Charles Forman, whose company OMGPOP developed Draw Something, is writing a screenplay in Fountain:
I don’t work at a bank. However, I’m sure that on the first day of orientation, they teach you how to use an application written in 1999 in Visual Basic. It hasn’t been updated since 2001, it doesn’t work very well, everyone hates it, but it’s the way it is, and if you trick it, you might be able to do what you want, or wait until it’s 5 PM. It’s probably exactly what it’s like to use Final Draft.
The joy of writing shouldn’t feel like working at a bank.
Forman offers a detailed look at writing in Fountain from the perspective of someone who’s written a lot of code. For his screenplay, he used both Slugline and Highland, but also built his own tools based on the libraries available on GitHub.
He also built a tool that generates a word cloud based on a screenplay.
Here’s Big Fish:
Forman listens to the podcast, so he’s heard us discussing the possibilities of a new screenplay format. He argues that we already have it in Fountain.
Because Fountain is pretty flexible, you could add metadata for anything you might want to extend the screenplay with. In my case, I have included storyboards. You could add metadata for the song that is playing. You could add metadata about which characters are in the scene, if its not totally clear. You could add metadata about what the purpose of a scene is. You could add anything. If I could make a small ask to the Fountain team, I would love a specific way to insert metadata. I am using notes. I’m thinking about putting curly bracket objects inside of notes going forward.

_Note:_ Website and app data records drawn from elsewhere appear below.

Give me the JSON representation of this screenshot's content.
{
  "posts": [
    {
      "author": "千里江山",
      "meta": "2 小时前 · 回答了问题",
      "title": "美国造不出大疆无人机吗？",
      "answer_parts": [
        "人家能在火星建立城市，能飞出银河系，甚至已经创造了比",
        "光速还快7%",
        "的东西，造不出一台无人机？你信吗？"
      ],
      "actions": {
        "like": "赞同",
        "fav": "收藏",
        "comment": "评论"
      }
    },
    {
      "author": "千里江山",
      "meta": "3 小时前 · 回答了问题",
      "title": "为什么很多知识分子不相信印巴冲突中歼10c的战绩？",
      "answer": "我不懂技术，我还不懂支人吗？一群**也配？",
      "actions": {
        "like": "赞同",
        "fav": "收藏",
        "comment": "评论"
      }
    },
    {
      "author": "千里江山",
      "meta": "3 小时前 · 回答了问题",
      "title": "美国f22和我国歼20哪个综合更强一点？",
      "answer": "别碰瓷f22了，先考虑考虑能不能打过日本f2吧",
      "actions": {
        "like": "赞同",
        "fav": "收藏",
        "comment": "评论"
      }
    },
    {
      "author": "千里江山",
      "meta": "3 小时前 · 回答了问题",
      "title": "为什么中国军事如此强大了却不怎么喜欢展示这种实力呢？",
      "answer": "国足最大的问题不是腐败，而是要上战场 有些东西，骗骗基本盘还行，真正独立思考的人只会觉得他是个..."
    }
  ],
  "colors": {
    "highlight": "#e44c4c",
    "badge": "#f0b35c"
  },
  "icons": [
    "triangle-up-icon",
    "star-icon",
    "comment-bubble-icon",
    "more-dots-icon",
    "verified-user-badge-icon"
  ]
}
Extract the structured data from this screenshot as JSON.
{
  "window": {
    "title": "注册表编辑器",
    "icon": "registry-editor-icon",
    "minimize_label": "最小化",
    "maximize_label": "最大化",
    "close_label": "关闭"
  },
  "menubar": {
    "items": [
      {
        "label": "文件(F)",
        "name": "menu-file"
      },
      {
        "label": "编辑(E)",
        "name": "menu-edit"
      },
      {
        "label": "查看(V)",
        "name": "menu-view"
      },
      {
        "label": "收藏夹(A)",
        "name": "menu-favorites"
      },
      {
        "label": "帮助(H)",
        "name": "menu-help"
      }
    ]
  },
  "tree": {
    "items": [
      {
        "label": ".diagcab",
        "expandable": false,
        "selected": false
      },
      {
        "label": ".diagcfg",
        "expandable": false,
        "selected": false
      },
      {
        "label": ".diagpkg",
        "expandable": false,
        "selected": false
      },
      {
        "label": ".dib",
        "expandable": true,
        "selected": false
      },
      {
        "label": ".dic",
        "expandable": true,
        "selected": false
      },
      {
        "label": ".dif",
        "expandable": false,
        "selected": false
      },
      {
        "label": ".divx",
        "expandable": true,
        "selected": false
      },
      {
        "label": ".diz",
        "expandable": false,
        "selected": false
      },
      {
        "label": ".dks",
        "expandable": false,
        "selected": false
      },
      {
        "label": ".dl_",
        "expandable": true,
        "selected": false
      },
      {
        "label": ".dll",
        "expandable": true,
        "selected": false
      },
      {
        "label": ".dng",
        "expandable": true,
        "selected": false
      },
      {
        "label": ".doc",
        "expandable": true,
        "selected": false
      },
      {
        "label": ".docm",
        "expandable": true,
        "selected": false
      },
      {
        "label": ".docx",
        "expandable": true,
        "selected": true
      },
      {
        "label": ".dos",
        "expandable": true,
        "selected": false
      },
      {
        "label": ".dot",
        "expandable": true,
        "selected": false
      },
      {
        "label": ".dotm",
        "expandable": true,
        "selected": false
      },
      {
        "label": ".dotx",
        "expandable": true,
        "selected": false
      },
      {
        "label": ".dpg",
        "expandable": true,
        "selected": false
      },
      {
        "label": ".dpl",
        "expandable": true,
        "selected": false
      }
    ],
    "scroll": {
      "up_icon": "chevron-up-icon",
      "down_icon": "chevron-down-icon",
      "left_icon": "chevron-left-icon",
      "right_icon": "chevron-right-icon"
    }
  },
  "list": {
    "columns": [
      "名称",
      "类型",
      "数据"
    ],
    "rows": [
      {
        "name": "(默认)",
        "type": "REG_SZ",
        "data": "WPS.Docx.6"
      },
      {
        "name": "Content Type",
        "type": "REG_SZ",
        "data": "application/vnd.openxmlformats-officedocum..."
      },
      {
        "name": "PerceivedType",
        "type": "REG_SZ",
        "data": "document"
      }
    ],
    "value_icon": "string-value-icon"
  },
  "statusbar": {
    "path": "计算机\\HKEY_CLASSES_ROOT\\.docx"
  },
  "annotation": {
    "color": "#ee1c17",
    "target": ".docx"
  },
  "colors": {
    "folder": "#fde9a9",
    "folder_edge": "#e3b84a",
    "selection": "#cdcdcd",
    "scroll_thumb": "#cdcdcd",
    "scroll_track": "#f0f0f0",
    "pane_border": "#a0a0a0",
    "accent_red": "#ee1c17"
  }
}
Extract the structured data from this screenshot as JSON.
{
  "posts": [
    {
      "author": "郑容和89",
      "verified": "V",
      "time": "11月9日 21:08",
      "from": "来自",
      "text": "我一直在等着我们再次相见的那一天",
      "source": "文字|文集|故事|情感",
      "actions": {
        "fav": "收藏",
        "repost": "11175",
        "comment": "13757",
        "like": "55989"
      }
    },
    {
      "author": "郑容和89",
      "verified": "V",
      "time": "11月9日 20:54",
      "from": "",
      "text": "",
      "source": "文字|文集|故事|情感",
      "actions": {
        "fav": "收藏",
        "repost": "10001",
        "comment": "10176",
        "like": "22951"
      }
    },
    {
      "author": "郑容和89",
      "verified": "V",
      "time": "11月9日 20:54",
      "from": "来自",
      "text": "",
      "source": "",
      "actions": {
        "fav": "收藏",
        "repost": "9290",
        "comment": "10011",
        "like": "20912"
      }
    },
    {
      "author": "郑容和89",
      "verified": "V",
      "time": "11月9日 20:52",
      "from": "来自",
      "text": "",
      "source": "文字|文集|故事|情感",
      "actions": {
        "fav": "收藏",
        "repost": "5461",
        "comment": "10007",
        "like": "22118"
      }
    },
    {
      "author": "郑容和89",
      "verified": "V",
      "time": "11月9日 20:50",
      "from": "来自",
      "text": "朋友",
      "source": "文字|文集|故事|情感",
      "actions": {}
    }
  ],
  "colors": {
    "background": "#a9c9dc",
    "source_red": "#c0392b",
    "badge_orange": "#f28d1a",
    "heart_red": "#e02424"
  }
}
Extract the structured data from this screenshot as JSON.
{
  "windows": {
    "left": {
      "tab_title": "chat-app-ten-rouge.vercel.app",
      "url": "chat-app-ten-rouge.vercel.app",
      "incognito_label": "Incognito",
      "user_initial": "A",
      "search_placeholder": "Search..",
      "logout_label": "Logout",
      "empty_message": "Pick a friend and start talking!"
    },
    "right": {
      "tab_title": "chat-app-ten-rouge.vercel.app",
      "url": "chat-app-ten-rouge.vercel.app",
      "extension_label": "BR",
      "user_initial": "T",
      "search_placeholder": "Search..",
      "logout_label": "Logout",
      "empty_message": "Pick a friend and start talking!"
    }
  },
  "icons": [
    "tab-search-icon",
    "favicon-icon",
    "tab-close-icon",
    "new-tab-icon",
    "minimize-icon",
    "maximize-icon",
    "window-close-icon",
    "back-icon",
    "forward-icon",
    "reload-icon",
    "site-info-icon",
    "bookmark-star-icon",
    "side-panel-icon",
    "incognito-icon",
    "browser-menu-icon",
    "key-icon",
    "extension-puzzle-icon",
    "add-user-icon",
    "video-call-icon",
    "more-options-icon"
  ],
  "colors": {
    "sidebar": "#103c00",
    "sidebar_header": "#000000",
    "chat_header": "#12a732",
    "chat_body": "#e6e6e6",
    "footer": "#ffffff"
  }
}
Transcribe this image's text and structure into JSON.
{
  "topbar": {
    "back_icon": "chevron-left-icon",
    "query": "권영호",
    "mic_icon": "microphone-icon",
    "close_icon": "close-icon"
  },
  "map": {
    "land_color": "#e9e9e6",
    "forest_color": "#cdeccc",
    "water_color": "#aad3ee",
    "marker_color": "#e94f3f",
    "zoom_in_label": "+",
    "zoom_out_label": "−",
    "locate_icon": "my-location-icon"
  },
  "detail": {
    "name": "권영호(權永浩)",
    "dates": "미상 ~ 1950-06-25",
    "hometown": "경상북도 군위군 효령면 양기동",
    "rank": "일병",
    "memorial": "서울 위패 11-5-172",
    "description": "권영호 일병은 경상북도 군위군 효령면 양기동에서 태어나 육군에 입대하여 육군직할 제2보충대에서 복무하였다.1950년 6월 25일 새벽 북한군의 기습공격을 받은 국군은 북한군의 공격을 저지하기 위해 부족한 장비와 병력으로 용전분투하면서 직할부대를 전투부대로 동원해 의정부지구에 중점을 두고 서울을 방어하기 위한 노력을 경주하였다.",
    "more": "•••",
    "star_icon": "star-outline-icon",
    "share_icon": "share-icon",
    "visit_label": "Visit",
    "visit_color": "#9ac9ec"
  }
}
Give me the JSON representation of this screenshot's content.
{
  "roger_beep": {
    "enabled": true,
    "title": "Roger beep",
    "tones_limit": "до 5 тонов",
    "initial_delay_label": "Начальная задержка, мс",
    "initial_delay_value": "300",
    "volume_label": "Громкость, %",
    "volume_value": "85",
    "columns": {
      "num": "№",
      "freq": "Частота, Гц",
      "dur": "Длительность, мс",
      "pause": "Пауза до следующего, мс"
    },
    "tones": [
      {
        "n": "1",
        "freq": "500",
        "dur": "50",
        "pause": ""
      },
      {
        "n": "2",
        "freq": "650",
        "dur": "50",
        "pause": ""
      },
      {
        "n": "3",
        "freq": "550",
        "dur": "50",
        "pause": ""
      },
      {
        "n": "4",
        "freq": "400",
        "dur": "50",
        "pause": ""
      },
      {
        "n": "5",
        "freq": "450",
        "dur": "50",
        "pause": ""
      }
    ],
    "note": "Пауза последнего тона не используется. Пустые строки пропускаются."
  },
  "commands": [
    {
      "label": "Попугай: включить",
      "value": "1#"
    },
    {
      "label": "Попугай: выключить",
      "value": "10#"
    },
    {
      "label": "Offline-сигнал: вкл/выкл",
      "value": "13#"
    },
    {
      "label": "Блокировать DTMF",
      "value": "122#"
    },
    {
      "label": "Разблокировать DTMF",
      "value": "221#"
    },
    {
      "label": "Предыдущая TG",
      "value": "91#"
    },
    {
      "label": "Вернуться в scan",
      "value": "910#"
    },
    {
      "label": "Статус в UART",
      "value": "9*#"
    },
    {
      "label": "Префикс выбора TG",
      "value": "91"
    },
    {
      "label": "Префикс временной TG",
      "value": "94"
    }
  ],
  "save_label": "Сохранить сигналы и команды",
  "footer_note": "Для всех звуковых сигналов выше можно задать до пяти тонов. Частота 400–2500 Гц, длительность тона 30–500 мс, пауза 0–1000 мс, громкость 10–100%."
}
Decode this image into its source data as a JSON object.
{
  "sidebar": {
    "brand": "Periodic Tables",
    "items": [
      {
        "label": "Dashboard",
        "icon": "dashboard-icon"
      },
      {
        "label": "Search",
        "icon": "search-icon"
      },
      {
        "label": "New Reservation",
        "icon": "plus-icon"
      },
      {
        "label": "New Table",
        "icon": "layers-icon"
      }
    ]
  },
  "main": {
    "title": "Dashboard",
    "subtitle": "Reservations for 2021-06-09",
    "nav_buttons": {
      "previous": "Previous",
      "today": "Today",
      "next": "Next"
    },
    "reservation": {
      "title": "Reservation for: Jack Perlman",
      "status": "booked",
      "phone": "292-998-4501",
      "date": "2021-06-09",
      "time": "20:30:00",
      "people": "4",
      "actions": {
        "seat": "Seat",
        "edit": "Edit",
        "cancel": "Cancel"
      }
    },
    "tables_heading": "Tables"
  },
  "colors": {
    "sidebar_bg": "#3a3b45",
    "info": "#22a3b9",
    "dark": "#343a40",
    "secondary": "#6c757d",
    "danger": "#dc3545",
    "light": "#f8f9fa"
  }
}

This kind of thinking is why I’m so bullish Fountain: not just what it can do today, but what it can be repurposed for in the future.